Despite its groundbreaking 1989 law against domestic violence, Puerto Rico suffers one of the world’s worst rates of intimate-partner violence, Firuzeh Shokooh Valle writes (see link to original article below). Advocates blame the situation on inadequate funding for women’s rights policies and weak political support for implementing the law. They direct particular criticism at the Office of the Women’s Advocate, formed in 2001 to establish public policies with a gender perspective. Nahomi Galindo, a board member of Puerto Rico para Tod@s, an advocacy group for lesbian, gay, bisexual and transgendered people, charges the Office of the Women’s Advocate with complacency.
Verónica Rivera Torres, Vice President of the Women’s Commission of the Bar Association of Puerto Rico in San Juan, said that the Women’s Advocate should fight for the funds that were cut under a major tightening budget in 2009. The nongovernmental organizations “are the only hope right now, the shelters, the ones that offer financial services,” Rivera Torres said. “But they are also in crisis because the Office of the Women’s Advocate has had to cut its budget and therefore cannot distribute funds to these organizations.”
Yvonne Feliciano, the head of the Office of the Women’s Advocate, was not available for comment. A deputy, Jacqueline Padilla Muñoz, who has worked in that agency for eight years, said massive budget cuts in March 2009 reduced the staff to 34; in September 2009 is was 56. The annual budget is now $6,769,000, down from $8,041,000 in 2009.
But an international survey that compared women’s lives on the island, a U.S. territory, to other nations indicates that more services, not cuts, are needed. It concluded that a Puerto Rican woman is more likely to be killed by an intimate partner than women in 35 of the countries surveyed in 2006. The report was published this year by the Reina Sofía Center, an international research center on violence located in Valencia, Spain. The survey found an improving trend, with the prevalence of women killed by an intimate partner in Puerto Rico down by over 12 percent between 2000 and 2006.

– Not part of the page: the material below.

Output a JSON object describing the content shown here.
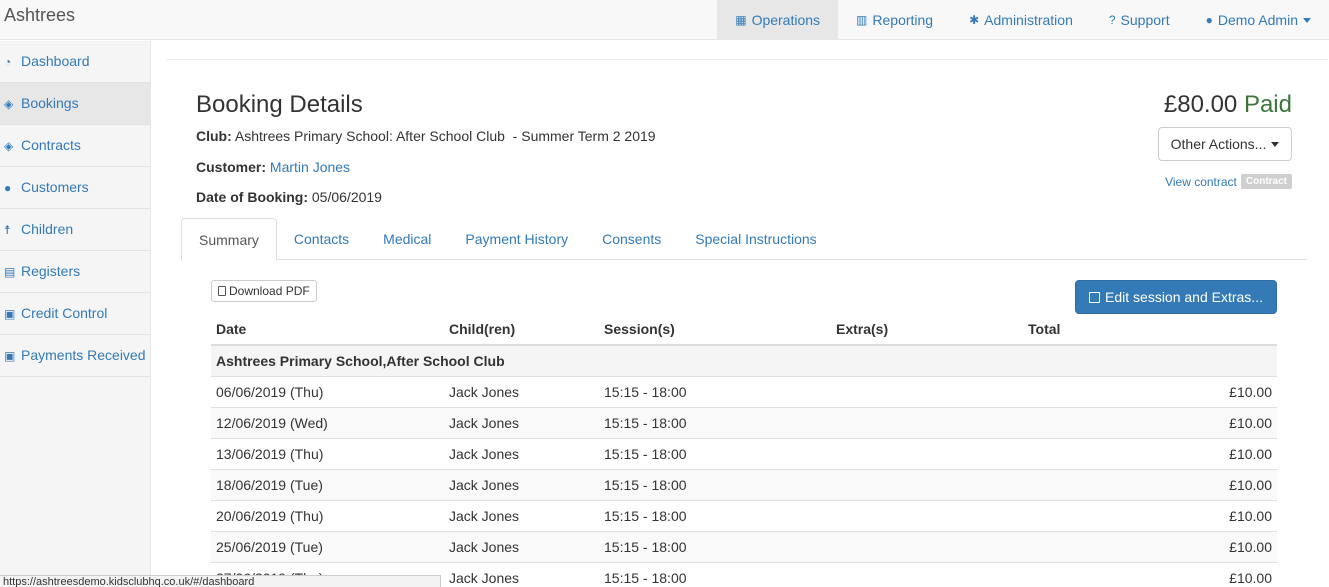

The trend may be going in the opposite direction this year, however. In August 2010 the annual death toll was already 15, close to the total of 17 in 2009. Six women were murdered in the month of June alone. Activists think too little is being done to reduce the number of femicides.
The Movimiento Amplio de Mujeres de Puerto Rico (MAMPR) (General Organization of Women of Puerto Rico), a rights coalition, has denounced the government for not doing more to confront this issue. On International Women’s Day this year, March 8, coalition members visited the offices of female legislators and heads of agencies. They gave them gift boxes containing women’s clothes that symbolized the absence of gender perspective in legislation and public policies. One of the “honored” public officials was Feliciano, the head of the Office of the Women’s Advocate. “In this historic moment, the absence of women is even more evident at the Office of the Women’s Advocate,” the group said in a statement. “Silence and inaction of the Women’s Advocate and the office’s lack of firmness regarding women’s issues creates a sense of terrible emptiness, lack of political will and makes the absence of women evident.”
The group has organized artistic performances and demonstrations to raise awareness. In one case they protested in scanty costumes in front of the Office of the Women’s Advocate as part of the performance “Deprived Muses” to denounce the government’s neglect of women’s and gender issues. The group recently convened a male performance, “Men Sweeping Sexism,” in front of the Capitol, in which men carried brooms that symbolically swept sexism away.
The Caribbean island is in the midst of a severe economic, social and political crisis marked by rising unemployment, public sector cutbacks, declining property values, bank closures, rising murder rates and massive strikes and social unrest. Amárilis Pagán, executive director of the Caguas-based Proyecto Matria, an advocacy group for survivors of domestic and sexual violence, says those problems–along with inaction on the part of pro-statehood Republican Luis Fortuño’s government–have worsened the situation. “The climate is so tense that it foments violence at all levels of our society, but especially domestic violence,” said Pagán. “This is not a priority for the government either, contrary to previous years when we had specific campaigns that condemned domestic violence and made it clear that perpetrators would be punished. But right now, not even the Office of the Women’s Advocate has had a prominent or proactive role. There is a general sense of impunity.” She also criticized the government’s support for fundamentalist views through groups such as “Promise Keepers,” an international Christian organization that describes itself as “dedicated to introducing men to Jesus Christ as their savior and lord, and then helping them to grow as Christians.” The U.S. National Organization for Women has described the group as focused on the control of women and imposing conservative social values.
In 1989, Puerto Rico approved one of the first and most progressive laws against domestic violence in Latin America and the Caribbean. It provides civil protective orders for victims and criminalizes physical and emotional violence perpetrated by partners or ex-partners legally married or not. It also eliminates the right of a married man to non-consensual sexual intercourse with his wife or partner.
For the original article go to http://www.womensradio.com/articles/Puerto-Rican-Women-Face-Rising-Tide-of-Violence/6079.html